Task description. All of the records below need to be returned exactly.

╔══

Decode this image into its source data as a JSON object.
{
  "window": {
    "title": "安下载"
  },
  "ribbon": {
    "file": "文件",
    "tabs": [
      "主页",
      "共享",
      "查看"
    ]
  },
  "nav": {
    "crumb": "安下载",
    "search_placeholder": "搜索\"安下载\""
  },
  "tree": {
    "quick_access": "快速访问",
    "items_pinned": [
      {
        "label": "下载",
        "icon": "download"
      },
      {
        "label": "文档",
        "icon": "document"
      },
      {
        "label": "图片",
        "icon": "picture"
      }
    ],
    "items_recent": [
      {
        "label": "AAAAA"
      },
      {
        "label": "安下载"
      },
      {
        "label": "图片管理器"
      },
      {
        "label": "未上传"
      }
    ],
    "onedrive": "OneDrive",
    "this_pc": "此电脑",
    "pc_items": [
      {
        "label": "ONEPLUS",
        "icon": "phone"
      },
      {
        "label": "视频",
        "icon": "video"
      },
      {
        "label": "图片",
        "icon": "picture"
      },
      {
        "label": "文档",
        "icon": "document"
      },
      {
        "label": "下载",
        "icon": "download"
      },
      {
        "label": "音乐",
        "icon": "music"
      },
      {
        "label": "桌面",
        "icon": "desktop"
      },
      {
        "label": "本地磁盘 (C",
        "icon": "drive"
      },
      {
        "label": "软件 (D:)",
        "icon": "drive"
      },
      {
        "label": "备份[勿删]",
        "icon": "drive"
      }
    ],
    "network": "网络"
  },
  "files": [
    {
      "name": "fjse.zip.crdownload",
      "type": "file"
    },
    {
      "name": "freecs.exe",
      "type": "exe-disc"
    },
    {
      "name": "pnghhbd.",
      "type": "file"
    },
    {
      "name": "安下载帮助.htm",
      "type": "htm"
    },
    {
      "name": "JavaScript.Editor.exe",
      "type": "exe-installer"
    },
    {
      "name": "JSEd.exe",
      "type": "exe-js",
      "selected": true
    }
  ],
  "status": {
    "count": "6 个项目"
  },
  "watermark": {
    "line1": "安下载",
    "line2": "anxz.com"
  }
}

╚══

Task solution.
Decode this image into its source data as a JSON object.
{
  "window": {
    "title": "安下载"
  },
  "ribbon": {
    "file": "文件",
    "tabs": [
      "主页",
      "共享",
      "查看"
    ]
  },
  "nav": {
    "crumb": "安下载",
    "search_placeholder": "搜索\"安下载\""
  },
  "tree": {
    "quick_access": "快速访问",
    "items_pinned": [
      {
        "label": "下载",
        "icon": "download"
      },
      {
        "label": "文档",
        "icon": "document"
      },
      {
        "label": "图片",
        "icon": "picture"
      }
    ],
    "items_recent": [
      {
        "label": "AAAAA"
      },
      {
        "label": "安下载"
      },
      {
        "label": "图片管理器"
      },
      {
        "label": "未上传"
      }
    ],
    "onedrive": "OneDrive",
    "this_pc": "此电脑",
    "pc_items": [
      {
        "label": "ONEPLUS",
        "icon": "phone"
      },
      {
        "label": "视频",
        "icon": "video"
      },
      {
        "label": "图片",
        "icon": "picture"
      },
      {
        "label": "文档",
        "icon": "document"
      },
      {
        "label": "下载",
        "icon": "download"
      },
      {
        "label": "音乐",
        "icon": "music"
      },
      {
        "label": "桌面",
        "icon": "desktop"
      },
      {
        "label": "本地磁盘 (C",
        "icon": "drive"
      },
      {
        "label": "软件 (D:)",
        "icon": "drive"
      },
      {
        "label": "备份[勿删]",
        "icon": "drive"
      }
    ],
    "network": "网络"
  },
  "files": [
    {
      "name": "fjse.zip.crdownload",
      "type": "file"
    },
    {
      "name": "freecs.exe",
      "type": "exe-disc"
    },
    {
      "name": "pnghhbd.",
      "type": "file"
    },
    {
      "name": "安下载帮助.htm",
      "type": "htm"
    },
    {
      "name": "JavaScript.Editor.exe",
      "type": "exe-installer"
    },
    {
      "name": "JSEd.exe",
      "type": "exe-js",
      "selected": true
    }
  ],
  "status": {
    "count": "6 个项目"
  },
  "watermark": {
    "line1": "安下载",
    "line2": "anxz.com"
  }
}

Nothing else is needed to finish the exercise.